You spelled stdlib.h wrong.
Do you mean mallo function is declared in stdlib.h?

>new_node->data = i;
malloc does fail occasionally, I've seen it.
Say for exapmple, I have mallocs at 5 different places, then everytime I check the return value of malloc, I need to exit if it is bad and I do not like multiple returns to single function.
Can you enlighten us telling how to balance these two aspects?

And lastly, is there anything wrong replacing malloc with calloc? I found it useful in your article related to binary tree search on the same site.

9. if( n->value < (*l)->value
)

And also my *l will be zero first time.
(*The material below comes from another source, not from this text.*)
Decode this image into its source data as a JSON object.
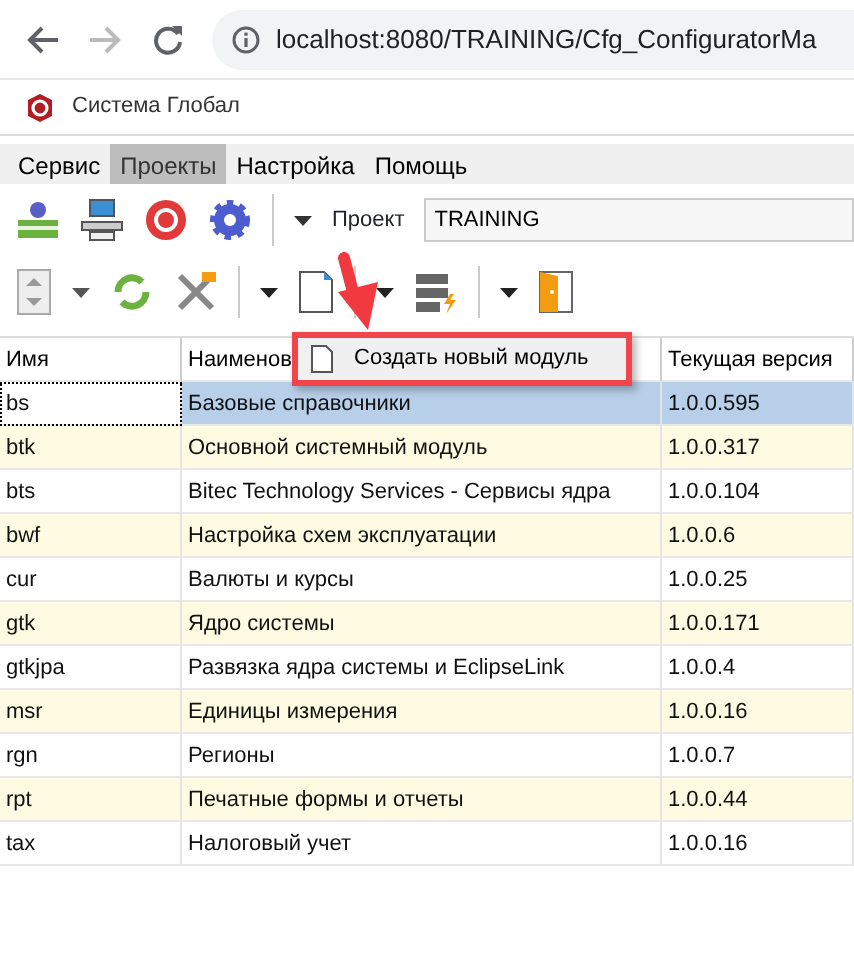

10. Originally Posted by Prelude
>while( p->next && p->value < n->value );
Missing something quzah?
AHaha. Yeah I suppose I should increment p some place.

Originally Posted by Roaring_Tiger
)

And also my *l will be zero first time.
You wanted a different else, not a different if.

Quzah.

11. >Do you mean mallo function is declared in stdlib.h?
Yes. malloc.h isn't a standard header.

>Can you enlighten us telling how to balance these two aspects?
Um...get over it? Forcing a single point of exit can result in a complex mess, especially if you have multiple unrelated chances for failure. If you can manage single entry/single exit without making the code worse then by all means, but make it easy to follow. Clarity comes first, idealism can wait its turn.

>And lastly, is there anything wrong replacing malloc with calloc?
Not at all, as long as you don't expect anything except integral values to be properly initialized to 0. For pointers, structures, and floating-point, all bits zero does not necessarily mean a zero value. In other words:
Code:
`char **names = calloc ( 5, sizeof *names );`
does not necessarily give you five null pointers.

12. >scanf("%d",&i);
Users never type what you want.
How do I check whether user has typed number only? Is there any standard function?